> [What to do]: Only a number is expected: how many lines in these records mention the word "Selector"?

START Entries supplied

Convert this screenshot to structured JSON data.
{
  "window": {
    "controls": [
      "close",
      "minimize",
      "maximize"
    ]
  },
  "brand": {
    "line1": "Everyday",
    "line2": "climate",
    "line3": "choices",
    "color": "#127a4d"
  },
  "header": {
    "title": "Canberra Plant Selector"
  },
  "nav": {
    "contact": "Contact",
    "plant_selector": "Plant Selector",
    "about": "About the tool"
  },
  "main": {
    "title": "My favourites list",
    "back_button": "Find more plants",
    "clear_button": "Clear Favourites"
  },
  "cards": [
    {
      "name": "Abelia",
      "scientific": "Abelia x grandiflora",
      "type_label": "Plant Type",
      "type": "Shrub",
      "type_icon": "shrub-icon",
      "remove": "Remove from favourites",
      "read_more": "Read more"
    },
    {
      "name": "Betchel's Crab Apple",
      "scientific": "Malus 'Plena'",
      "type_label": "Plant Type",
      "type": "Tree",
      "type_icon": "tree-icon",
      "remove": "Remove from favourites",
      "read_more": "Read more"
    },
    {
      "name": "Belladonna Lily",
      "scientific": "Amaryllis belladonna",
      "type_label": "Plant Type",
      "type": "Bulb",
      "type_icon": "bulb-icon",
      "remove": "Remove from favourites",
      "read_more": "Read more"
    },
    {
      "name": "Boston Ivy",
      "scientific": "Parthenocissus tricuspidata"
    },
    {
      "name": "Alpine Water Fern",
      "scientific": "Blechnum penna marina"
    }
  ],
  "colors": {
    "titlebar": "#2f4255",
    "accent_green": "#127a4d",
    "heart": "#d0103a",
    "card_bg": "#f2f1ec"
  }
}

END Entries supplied

> [Response area]: 2